The burden is clear for homeowners, as the case of Augustine McDowell of the Bronx demonstrates: After being laid off from his job in 2010, he tried to get by with the rent from his tenants but they too became delinquent on their payments and Mr. McDowell fell behind on water charges. That initial debt of $27,000 was sold off, and by Christmas Eve 2015 it had increased to over $42,000; only an emergency loan from the New York State Mortgage Assistance Program, funded by the New York Attorney General’s Office and administered by the Center, kept him from losing his home to foreclosure.

Related: How to protect your home from the tax lien sale

As McDowell’s case demonstrates, it’s often the unemployed, elderly, or other people at risk financially who ultimately take the biggest hit in the city’s tax lien sale.

Officials with the Department of Environmental Protection testified to the City Council in 2015 that its sale of water and sewer liens generates $100 million in revenue that is essential to supporting its operations. An official with the Department of Finance said that tax lien sales allow the agency to collect unpaid property taxes and charges, and “ensures fairness and equity among property owners.” The agency said it had collected $1.3 billion from tax lien sales since 1996.

The Center, like many members of the Coalition for Affordable Homes, has proposed that so-called tax class one properties (one-to-three unit buildings) be exempted from the lien sale. In 2014, tax class one properties represented $34 million in debts out of a total $115 million. Given the high repayment rate (more than 60% of property owners with liens sold between 2009 and 2011 repaid their debts, according to the NYC Independent Budget Office), many advocates believe that keeping these debts in City payment plans, rather than handing them over to private investors, would keep vulnerable residents like seniors from serious financial turmoil or homelessness.

The tracker below shows where the properties on the 2016 tax lien sale list are located.

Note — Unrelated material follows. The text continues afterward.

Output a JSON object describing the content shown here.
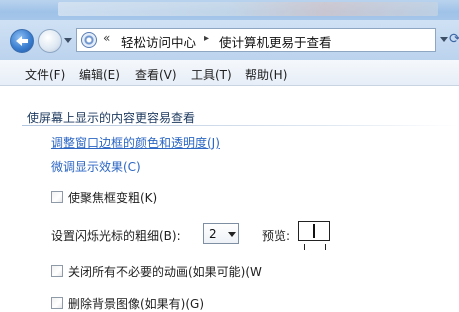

But that will still leave thousands of homeowners on the list facing debts they may quite possibly never be able to repay once high interest and fees accrue, which could even put them at risk of foreclosure.